**Data for this exercise**
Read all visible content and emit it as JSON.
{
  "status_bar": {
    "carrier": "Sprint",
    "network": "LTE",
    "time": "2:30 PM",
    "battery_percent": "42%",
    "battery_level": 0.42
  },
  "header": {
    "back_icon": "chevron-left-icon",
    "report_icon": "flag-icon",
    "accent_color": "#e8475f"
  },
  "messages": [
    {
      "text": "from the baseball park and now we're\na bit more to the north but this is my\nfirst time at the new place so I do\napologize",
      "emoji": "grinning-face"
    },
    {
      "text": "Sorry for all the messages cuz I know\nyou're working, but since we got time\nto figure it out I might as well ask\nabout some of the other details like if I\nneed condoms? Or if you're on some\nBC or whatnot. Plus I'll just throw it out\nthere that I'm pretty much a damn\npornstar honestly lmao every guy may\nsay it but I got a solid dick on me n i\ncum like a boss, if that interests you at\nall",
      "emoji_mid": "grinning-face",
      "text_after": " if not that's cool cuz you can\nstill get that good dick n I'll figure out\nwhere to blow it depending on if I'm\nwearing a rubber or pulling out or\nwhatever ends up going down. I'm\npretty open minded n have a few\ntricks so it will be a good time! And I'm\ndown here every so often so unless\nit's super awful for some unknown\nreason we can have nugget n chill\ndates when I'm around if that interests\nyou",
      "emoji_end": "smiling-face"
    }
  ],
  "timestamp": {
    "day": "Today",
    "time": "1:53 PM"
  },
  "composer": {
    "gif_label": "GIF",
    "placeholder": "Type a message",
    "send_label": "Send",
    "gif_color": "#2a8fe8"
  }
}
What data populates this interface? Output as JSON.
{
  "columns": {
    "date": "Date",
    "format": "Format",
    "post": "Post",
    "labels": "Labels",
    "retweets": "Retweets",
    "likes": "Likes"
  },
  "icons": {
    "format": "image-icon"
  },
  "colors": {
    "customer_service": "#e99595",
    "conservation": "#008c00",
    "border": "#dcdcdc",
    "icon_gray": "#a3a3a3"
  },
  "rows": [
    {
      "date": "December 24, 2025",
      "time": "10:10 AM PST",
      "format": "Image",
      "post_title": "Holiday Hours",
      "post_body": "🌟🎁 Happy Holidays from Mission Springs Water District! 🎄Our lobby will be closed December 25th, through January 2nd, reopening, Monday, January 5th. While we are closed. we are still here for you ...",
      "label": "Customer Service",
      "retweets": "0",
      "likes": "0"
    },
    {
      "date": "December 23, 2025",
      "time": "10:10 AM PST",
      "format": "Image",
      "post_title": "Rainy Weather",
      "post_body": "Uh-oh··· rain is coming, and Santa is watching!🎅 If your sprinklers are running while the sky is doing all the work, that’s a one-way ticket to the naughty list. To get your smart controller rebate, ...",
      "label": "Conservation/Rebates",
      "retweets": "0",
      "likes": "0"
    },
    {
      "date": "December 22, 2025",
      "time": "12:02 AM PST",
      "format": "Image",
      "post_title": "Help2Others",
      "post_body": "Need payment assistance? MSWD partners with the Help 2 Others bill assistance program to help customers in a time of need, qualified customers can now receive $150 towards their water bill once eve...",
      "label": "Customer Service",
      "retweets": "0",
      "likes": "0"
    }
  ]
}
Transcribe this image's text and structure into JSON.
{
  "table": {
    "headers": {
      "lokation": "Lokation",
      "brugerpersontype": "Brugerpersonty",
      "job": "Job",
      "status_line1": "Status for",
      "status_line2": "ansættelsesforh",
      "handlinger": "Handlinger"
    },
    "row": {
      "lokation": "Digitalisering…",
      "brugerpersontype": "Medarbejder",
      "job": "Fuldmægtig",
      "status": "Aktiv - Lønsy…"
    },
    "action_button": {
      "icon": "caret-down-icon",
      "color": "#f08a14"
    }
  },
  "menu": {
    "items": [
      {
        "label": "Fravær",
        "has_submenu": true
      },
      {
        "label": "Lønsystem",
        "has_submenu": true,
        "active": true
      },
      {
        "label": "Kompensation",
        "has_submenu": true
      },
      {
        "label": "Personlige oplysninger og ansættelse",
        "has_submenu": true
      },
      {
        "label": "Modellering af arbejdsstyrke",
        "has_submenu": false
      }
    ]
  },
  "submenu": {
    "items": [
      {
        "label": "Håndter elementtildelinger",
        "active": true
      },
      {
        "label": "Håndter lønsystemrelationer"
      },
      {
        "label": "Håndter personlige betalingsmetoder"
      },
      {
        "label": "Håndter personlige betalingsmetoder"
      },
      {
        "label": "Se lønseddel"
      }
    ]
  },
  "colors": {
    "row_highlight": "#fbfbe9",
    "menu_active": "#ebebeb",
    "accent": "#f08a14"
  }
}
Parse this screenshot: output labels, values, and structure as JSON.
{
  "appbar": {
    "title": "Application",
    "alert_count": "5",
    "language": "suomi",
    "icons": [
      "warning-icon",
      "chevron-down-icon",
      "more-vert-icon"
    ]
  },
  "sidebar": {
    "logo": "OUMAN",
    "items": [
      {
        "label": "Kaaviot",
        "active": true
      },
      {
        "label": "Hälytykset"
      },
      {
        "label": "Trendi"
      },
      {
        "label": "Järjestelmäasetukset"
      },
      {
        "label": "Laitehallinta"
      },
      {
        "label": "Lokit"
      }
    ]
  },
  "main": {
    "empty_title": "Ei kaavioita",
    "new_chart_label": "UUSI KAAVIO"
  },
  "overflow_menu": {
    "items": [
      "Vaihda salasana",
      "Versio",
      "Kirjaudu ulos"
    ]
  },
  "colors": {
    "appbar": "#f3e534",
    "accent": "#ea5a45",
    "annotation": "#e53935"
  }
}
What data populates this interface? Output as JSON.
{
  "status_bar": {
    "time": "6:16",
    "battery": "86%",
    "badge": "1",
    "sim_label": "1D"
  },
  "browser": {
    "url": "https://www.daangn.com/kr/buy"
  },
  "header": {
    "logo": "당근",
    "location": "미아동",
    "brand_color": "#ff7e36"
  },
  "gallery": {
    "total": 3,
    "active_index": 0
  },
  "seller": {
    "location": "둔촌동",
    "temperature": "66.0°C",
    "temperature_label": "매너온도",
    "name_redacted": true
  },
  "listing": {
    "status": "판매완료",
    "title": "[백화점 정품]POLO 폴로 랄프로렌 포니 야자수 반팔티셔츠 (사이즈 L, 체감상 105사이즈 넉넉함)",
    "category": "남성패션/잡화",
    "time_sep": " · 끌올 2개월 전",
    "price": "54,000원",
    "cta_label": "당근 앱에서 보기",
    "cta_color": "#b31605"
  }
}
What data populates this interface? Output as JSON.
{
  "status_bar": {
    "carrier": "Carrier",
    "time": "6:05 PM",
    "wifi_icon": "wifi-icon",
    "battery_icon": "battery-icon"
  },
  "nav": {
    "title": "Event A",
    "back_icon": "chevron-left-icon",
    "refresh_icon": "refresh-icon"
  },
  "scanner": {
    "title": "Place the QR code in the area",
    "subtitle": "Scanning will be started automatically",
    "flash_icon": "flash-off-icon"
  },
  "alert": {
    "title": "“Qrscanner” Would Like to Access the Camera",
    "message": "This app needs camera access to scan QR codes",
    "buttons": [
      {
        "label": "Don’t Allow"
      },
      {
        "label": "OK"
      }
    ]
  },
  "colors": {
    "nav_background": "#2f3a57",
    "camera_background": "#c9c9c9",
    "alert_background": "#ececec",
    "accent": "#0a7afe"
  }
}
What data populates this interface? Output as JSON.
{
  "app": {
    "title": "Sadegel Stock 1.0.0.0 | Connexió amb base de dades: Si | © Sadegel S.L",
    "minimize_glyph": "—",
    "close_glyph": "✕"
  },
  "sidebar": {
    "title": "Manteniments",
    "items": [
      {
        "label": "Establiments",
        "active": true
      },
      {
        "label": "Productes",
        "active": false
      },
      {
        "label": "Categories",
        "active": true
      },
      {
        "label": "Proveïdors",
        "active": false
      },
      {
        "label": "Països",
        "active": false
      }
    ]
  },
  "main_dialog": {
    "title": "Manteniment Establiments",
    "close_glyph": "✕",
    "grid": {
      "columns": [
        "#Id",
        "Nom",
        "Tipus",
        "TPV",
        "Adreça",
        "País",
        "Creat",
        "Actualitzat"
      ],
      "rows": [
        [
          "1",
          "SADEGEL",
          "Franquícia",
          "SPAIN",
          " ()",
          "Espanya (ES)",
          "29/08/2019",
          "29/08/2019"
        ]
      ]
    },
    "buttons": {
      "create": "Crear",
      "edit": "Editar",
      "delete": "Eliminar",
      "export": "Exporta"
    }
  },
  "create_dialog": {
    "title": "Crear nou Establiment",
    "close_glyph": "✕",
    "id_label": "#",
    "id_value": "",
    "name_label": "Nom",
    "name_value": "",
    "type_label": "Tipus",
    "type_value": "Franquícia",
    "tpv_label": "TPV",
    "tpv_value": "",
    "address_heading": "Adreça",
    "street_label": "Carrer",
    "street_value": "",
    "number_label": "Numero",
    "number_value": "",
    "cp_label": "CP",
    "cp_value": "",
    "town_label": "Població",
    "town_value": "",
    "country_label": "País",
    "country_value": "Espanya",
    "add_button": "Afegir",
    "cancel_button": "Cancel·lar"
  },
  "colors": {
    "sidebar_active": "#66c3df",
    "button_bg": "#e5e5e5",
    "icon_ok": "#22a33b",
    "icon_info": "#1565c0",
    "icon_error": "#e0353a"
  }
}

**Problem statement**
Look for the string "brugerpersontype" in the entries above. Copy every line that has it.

**Written answer**
      "brugerpersontype": "Brugerpersonty",
      "brugerpersontype": "Medarbejder",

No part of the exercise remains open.